The attitude to women who convert to Christianity was different from the attitude described above, and extremely complex. There are almost no descriptions of women converting voluntarily. On the other hand there are discussions concerning women who were forced to convert. The discussion that we perceive as a Halakhic discussion is in fact an intellectual discussion that is particularly special.
It is impossible to understand the question of the attitude to converts to Christianity without examining the attitude to Christians who converted to Judaism. This attitude is the mirror image of the attitude to converts from Judaism. In the same way that converts to Christianity were rejected and members of Jewish communities would try to distance themselves from them, so they would try to become close with and appreciate converts to Judaism.
This chapter compares the attitude to those leaving their faith in the Hellenistic world (the Period of the Mishna), with the attitude to those leaving their faith in the Period of the Gemara when the non-Jewish world in Europe was primarily pagan.
This chapter will describe the attitude to converts to Christianity during the First Crusade when conversion was forced on the Jews by the Crusaders and when the threat of death was very real should they not succumb to the demand. Some Jews managed to flee, others were converted forcibly while some died as martyrs and others put themselves and their children to death in order not to be forcibly converted. The attitude now became that of seeing all converts as having been forcibly converted though it was still not clear how one reconciles the desire that many had to accept the forced convert back into the faith with the normative ideal expressed by the action of the martyrs.
The Jew who remained a Jew was obliged to define his attitude towards the Jew who converted to Christianity, and indeed this had to be done in many spheres.

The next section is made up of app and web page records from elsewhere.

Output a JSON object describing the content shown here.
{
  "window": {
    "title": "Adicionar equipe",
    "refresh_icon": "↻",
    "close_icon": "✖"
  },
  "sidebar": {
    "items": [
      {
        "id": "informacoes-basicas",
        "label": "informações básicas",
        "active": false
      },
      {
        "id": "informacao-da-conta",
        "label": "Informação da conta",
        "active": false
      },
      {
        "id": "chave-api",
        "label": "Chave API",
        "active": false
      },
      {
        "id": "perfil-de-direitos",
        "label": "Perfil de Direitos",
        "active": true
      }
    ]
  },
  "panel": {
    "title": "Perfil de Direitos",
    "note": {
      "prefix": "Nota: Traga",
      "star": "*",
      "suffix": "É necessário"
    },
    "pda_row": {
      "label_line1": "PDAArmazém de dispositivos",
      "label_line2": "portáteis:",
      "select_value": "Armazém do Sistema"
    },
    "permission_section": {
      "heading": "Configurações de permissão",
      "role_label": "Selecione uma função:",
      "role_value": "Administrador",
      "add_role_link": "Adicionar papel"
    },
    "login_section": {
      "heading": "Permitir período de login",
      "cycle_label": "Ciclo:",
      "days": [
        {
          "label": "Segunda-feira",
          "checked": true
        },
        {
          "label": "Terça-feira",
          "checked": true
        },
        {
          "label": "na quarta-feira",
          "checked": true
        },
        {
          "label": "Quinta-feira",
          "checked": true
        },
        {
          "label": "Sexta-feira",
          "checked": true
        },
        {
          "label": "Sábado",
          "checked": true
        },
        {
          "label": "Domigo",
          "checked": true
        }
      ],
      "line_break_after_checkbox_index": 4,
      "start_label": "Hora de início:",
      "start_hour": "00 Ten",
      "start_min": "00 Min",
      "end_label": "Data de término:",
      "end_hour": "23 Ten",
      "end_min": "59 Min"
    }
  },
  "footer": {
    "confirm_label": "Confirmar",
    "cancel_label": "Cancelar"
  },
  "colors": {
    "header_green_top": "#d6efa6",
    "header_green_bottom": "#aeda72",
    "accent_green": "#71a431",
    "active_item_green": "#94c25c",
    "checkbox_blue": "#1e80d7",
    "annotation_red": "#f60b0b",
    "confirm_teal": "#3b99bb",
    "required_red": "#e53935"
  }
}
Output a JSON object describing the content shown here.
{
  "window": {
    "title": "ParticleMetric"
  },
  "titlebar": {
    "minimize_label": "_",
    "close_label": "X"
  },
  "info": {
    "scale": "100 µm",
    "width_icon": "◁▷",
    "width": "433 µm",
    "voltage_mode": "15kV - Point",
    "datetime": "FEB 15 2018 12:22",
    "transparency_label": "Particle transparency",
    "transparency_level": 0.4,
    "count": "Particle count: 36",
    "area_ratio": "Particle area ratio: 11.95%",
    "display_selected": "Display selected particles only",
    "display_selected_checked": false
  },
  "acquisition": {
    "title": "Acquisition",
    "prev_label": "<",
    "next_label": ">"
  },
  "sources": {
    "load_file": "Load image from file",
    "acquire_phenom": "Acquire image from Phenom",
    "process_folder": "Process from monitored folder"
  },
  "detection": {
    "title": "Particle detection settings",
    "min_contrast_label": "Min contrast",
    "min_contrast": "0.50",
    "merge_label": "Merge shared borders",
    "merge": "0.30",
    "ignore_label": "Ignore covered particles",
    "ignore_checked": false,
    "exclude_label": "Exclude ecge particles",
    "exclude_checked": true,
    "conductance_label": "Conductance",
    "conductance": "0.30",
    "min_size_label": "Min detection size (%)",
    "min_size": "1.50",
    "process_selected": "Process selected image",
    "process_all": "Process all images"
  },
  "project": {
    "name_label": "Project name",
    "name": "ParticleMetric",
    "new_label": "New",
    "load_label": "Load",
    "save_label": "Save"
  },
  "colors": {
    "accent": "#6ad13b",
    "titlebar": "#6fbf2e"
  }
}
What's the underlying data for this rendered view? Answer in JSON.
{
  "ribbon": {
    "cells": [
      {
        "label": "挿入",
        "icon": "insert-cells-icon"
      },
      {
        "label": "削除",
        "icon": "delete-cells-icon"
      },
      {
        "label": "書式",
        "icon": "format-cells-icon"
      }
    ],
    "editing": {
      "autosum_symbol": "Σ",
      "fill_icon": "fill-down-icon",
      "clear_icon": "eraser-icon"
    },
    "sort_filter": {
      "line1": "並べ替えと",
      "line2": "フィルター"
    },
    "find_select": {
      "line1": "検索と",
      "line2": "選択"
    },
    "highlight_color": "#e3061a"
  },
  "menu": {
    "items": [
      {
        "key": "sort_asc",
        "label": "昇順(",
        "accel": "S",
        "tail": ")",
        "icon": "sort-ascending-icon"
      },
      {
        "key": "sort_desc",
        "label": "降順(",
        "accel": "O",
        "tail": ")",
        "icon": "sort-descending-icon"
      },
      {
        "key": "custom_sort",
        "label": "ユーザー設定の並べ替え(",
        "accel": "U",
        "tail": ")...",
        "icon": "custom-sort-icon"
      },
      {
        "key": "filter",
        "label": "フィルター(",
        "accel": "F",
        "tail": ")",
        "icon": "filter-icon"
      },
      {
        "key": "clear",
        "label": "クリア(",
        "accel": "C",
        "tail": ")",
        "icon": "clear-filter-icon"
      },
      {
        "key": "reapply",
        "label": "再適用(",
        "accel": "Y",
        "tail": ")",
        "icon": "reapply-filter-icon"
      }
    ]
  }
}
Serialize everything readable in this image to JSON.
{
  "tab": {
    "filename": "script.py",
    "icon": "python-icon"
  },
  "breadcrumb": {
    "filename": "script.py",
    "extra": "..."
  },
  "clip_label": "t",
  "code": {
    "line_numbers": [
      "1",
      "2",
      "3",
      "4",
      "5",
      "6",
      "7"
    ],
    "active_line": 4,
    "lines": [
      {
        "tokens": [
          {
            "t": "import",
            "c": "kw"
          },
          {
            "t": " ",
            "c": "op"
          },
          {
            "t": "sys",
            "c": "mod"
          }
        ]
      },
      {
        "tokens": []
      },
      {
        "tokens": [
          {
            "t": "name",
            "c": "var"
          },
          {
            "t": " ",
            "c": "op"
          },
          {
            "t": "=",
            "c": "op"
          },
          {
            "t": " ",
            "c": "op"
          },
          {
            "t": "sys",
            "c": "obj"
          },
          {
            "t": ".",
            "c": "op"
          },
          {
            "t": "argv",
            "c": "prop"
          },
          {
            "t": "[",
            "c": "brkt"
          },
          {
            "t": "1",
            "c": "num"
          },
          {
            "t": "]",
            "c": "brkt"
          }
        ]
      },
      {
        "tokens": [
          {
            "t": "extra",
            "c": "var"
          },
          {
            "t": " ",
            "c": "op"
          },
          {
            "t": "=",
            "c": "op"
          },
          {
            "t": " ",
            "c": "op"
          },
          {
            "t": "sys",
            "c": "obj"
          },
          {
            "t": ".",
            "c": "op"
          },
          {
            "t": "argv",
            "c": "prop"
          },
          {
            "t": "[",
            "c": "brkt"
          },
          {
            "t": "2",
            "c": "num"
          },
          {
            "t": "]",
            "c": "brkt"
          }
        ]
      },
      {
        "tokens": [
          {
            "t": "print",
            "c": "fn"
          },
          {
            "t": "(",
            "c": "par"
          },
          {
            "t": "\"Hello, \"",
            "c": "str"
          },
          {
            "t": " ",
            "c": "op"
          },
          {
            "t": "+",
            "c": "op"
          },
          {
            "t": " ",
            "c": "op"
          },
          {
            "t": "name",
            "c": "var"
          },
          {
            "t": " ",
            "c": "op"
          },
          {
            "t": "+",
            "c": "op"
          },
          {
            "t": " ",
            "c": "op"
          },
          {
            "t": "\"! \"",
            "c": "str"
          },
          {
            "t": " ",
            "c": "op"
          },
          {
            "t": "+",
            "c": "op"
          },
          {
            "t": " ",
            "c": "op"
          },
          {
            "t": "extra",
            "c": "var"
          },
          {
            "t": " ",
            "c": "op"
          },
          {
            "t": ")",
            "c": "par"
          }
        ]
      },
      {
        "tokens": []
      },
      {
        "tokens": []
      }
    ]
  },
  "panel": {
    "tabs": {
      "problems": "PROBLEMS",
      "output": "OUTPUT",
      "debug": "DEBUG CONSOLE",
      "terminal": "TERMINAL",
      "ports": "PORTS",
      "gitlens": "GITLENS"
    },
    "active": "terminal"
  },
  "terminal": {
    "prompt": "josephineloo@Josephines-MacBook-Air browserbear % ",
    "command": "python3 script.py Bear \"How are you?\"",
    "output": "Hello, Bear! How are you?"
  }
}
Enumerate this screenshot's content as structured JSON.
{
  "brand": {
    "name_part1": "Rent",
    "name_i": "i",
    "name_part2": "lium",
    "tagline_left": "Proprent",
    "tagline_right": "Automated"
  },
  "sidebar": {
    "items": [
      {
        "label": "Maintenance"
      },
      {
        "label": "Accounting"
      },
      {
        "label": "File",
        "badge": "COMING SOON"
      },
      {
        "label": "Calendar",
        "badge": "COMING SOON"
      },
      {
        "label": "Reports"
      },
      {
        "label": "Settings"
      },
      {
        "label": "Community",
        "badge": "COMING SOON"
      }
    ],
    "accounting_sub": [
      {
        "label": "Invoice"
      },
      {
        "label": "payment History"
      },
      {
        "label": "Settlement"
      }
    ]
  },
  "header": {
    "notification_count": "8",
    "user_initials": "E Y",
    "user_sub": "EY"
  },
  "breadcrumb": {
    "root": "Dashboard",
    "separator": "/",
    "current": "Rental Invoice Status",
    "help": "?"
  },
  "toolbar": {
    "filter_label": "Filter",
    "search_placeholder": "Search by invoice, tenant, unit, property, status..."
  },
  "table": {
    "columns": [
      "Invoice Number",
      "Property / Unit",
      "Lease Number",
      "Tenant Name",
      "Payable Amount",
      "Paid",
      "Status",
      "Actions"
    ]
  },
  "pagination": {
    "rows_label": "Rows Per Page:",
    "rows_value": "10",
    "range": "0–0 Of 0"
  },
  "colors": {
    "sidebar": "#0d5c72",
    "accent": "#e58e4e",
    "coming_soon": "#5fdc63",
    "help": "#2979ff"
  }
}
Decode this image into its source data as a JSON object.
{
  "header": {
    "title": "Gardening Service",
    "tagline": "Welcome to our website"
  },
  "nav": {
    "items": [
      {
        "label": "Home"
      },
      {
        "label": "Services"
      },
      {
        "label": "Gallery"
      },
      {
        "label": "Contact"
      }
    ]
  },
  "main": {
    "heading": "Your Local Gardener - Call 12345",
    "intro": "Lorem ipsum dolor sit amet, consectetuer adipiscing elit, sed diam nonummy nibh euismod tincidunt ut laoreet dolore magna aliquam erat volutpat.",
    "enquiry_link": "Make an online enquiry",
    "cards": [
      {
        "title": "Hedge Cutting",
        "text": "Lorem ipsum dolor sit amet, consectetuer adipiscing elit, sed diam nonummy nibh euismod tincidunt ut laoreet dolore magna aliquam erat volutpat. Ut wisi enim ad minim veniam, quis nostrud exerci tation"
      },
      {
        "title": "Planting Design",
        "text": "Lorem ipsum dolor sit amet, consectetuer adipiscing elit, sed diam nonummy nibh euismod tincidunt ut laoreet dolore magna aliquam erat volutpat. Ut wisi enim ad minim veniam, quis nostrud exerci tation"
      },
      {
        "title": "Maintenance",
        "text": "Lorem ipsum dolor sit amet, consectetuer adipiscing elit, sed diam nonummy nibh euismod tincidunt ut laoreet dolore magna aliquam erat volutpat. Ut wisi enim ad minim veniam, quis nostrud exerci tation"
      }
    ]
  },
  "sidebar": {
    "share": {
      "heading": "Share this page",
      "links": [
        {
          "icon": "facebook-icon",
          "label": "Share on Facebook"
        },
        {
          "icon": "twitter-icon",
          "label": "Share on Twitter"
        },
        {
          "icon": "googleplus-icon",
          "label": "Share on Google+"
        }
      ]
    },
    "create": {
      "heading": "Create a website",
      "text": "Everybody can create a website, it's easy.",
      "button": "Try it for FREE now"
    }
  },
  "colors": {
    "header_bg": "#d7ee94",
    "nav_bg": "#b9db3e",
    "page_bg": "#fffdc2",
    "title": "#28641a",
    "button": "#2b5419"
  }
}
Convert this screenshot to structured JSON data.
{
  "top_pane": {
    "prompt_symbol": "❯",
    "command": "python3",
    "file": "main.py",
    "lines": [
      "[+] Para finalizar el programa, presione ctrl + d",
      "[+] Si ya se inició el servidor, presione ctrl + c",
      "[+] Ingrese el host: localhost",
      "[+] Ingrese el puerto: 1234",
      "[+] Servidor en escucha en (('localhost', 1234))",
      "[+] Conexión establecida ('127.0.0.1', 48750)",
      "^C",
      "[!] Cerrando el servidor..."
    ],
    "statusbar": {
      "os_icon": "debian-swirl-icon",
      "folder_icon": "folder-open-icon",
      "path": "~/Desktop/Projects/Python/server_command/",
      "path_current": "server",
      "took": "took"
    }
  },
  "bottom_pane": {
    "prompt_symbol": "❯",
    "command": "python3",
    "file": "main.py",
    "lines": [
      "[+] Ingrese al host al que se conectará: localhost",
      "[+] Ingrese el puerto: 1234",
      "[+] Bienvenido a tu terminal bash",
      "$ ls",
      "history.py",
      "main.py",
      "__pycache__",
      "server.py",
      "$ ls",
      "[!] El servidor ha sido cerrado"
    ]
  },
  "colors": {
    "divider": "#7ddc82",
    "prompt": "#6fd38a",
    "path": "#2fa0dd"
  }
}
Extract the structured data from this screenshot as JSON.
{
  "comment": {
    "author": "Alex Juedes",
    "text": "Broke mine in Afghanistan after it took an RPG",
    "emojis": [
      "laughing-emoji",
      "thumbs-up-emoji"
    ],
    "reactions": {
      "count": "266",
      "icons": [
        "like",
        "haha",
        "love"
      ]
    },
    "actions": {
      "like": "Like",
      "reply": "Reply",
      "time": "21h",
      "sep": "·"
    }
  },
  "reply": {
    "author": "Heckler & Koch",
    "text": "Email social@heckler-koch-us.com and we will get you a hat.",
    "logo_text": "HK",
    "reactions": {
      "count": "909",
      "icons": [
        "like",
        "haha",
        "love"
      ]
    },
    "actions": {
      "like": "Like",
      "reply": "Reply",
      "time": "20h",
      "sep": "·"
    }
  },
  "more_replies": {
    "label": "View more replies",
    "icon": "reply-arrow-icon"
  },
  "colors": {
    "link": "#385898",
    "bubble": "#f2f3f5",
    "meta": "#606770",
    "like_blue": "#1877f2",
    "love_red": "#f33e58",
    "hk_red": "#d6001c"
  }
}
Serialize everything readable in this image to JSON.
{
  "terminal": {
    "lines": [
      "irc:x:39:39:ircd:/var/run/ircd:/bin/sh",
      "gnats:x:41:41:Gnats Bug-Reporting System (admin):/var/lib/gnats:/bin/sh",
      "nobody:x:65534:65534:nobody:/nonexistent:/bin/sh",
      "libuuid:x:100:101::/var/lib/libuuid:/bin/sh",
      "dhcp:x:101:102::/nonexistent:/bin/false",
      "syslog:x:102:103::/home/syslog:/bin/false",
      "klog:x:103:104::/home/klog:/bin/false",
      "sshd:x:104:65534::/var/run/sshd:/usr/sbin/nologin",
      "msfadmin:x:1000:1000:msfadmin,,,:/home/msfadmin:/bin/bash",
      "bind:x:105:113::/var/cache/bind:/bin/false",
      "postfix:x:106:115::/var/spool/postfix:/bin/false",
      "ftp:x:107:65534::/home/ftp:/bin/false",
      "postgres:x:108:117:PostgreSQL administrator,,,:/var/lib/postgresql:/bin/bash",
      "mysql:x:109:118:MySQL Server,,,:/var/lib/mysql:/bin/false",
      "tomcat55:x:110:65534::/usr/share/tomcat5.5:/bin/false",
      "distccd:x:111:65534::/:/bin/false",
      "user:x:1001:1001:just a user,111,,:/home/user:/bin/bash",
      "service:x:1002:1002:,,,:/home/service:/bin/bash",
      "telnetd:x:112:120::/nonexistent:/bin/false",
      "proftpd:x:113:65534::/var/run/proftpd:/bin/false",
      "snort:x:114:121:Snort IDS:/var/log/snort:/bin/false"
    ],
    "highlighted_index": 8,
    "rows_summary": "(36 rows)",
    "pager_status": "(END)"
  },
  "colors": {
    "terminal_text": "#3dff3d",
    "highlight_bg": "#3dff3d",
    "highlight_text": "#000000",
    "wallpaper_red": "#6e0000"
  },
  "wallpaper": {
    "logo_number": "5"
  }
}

The halakhah had laid down in principle the decision that a Jew who converted to Christianity was still, despite everything, a brother and a Jew, but this decision was eroded over time. The Rabbinic authorities were being asked Halakhic questions such as: is a convert regarded as a dead person or not? What happens in the case of the wife of a convert who remains Jewish? Can a convert bequeath or inherit possessions? Is the wine he produces “the wine of non-Jews” (that Jews were forbidden to drink)? What is the law applying to those who converted to Christianity and later returned to Judaism? Can they be trusted? Do they have to undergo immersion, like converts to Judaism?
This chapter looks at the struggle of the Jews in dealing with the Christian success in conquering the Land of Israel from the Muslims and establishing the Land of Israel , the land to which the Jews were theologically due to return, as a Christian kingdom. This Christian theological success created a crisis among the Jews that brought about the phenomenon of voluntary conversion to Christianity seen clearly, for example, in the autobiography of Yehuda Herman, a Jewish apostate, and at the same time a Jewish polemic reaction directed against Christians and against Jewish converts to Christianity.
This chapter examines changes in the religious culture of Scottish towns between 1350 and 1560 that were not early Protestant or crypto-Protestant or even proto-Protestant, but rather Catholic. Sections on new devotional and educational approaches, the Council of Trent, public worship, and social discipline together portray a religious culture that was dynamic and responsive to international trends. In placing this religious culture of Scottish towns in the context of wider European currents, it becomes clear that urban Scots were participating in a deep social movement into early modernism. Since reforming momentum in Scotland began in an early modern Catholic environment and before the official Protestant Reformation, it may be necessary to reconsider an important question of causation in Scottish history: what the role of the Protestant Reformation was in bringing about social change. Specific social changes often thought to be the result of the Protestant Reformation in Scotland actually started before the Protestant Reformation, and therefore the Protestant Reformation cannot have been their trigger. Instead, it may be the case that the social changes described in this chapter and arising in a Catholic context actually helped ease the adoption of Protestantism in Scottish towns.
This chapter examines townspeople’s participation in parishes, guilds, and the burghs themselves. Each of these groups employed religious symbols to express a sense of community and each deployed religious mechanisms to strengthen communal endeavours. Although their memberships were frequently overlapping and sometimes also contested, for the most part the various communities of religion in Scottish towns were seen as mutually reinforcing rather than mutually exclusive. The smooth and harmonious unity within and between groups that was espoused in theory was sometimes punctured in practice by conflicts arising from the messy realities of day-to-day life, but when this happened Scottish townspeople sought to heal the rift through reconciliation enacted in religiously significant space. Thus for most Scottish townspeople different religious communities and their various goals tended to be complementary in principle. Even if there were in practice certain areas of tension and occasional instances of outright hostility between different religious groups, devotion within the parish and the guild was, nonetheless, generally seen as intrinsic to the welfare of the town.